Sunday, July 15, 2018

The Lovecraftian Thing a Day (2018) No.196: Some Notes on a Nonentity

Sam Gafford and Jason C. Eckhardt’s biography of Lovecaft - presented in graphic novel form (and inspired by Lovecraft’s own autobiographical piece, Some Notes on a Nonentity) - was first made available by PS Publishing at NecronomiCon 2017. Unfortunately there were only a limited number available at the event, and I wasn’t able to secure a copy then - but picked one up directly from PS shortly afterwards.

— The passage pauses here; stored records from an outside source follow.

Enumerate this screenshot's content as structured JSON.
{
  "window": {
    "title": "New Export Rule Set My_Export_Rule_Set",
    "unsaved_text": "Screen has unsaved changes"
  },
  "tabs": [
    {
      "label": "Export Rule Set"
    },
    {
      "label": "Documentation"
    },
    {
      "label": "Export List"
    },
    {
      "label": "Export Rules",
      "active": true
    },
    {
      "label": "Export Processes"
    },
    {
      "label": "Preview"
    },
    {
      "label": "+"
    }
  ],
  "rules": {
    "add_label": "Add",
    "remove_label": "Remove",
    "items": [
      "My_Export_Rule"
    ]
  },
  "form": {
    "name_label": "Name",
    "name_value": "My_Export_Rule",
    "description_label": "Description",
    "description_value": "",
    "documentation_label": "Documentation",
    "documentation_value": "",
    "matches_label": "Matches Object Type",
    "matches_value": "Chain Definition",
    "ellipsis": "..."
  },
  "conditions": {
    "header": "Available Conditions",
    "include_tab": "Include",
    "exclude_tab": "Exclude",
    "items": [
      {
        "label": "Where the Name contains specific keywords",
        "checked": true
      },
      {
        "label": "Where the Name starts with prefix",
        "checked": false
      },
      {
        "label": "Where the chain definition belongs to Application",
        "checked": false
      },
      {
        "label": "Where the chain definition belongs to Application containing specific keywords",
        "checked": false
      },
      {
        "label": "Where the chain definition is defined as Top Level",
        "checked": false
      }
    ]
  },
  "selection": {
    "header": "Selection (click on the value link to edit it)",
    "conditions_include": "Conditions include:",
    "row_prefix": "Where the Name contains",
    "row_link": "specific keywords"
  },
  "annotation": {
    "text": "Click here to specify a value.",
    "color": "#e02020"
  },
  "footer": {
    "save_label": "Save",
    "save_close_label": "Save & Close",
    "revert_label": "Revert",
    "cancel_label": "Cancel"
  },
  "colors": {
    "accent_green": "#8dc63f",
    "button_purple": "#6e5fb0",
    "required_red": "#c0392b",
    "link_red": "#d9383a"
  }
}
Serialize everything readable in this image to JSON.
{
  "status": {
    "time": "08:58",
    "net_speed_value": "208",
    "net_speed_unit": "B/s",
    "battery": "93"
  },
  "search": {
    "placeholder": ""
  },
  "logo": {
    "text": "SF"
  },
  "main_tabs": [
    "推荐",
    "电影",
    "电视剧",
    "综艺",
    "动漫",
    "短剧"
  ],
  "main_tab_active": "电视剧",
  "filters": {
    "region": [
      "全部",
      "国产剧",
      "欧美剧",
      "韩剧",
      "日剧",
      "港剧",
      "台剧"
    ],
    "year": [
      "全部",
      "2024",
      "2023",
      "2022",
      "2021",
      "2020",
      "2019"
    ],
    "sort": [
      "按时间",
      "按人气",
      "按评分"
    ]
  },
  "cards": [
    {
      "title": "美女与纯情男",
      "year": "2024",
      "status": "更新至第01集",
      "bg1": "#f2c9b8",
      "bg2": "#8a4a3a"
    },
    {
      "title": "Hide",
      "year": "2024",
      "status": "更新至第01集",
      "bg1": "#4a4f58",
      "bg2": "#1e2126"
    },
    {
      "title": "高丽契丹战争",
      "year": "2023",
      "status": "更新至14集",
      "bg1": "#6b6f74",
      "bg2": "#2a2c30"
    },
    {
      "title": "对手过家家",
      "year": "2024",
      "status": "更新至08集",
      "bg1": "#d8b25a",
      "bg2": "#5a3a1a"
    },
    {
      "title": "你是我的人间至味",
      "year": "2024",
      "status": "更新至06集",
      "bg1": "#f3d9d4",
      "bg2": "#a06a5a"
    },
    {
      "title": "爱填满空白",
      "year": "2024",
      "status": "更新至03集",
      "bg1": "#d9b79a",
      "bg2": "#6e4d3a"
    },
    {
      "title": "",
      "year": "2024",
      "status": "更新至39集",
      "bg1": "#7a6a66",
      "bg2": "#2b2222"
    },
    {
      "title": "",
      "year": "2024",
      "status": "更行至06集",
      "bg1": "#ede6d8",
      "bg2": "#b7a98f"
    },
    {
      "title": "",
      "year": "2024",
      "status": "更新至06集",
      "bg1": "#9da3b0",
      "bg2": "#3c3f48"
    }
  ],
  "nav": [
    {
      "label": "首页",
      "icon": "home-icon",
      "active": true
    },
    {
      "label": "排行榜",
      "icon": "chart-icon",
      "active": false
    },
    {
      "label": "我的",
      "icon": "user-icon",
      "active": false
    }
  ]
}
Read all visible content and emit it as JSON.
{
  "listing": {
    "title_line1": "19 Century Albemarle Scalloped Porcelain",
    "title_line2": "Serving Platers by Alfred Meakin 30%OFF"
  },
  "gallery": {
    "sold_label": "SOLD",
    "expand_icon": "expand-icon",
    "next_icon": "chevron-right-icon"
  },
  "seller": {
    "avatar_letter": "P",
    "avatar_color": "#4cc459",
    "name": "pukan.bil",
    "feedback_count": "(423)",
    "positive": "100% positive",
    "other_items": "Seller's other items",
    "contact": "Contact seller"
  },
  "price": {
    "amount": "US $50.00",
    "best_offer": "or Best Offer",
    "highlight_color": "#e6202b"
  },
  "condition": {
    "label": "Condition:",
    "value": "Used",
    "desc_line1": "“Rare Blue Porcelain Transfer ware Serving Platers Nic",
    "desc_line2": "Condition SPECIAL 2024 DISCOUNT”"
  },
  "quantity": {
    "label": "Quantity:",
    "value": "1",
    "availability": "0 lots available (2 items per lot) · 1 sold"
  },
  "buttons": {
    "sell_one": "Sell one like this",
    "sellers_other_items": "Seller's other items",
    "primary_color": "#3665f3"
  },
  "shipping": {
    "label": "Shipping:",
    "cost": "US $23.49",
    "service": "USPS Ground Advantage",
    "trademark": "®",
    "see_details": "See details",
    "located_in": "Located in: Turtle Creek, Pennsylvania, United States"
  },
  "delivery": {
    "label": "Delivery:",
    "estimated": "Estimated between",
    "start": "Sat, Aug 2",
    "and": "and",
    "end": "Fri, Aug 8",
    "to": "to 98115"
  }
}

This is a charming, poignant piece - even if it does occasionally gloss over some of the less savoury aspects of Lovecraft’s character - and Eckhardt’s artwork does a wonderful job of illustrating Lovecraft’s inner, visionary life. A strong recommend, and deserving of a place in the library of dedicated Lovecraftians.

Saturday, July 14, 2018

The Lovecraftian Thing a Day (2018) No.195: Shotgun Dude vs Deep Ones and Shoggoth

This group of Deep Ones, accompanied by a Shoggoth, were painted by me a good few years ago in anticipation of using them in a Cthulhu mythos-themed game of Chain Reaction (Two Hour Wargames’ solitaire-friendly miniatures wargame); indeed, rules for incorporating mythos entities into games of Chain Reaction were included in issue 45 of Ragnarok: The Journal of Fantasy and Science Fiction Wargaming. Facing the Deep Ones and Shoggoth is a lone dude with a shotgun - seems like a fair fight....

Sadly, I have yet to utilise these miniatures in said game.

Friday, July 13, 2018

The Lovecraftian Thing a Day (2018) No.194: Faunus and Machenalia

It is always a pleasure and delight to receive Faunus and Machenalia - the journal and newsletter which the Friends of Arthur Machen produce twice-yearly; the Spring 2018 editions landed on my doorstep ths morning. This edition of Faunus has a lovely orange cover, and contains both a republication of Aleister Crowley’s review of Machen’s The Terror, as well as a piece by James Machin on Crowley and Machen.

As always, if you have an abiding intetest in Machen, please do join the Friend of Arthur Machen - which you can do here for a meagre twenty-five of your finest pre-Brexit British pounds.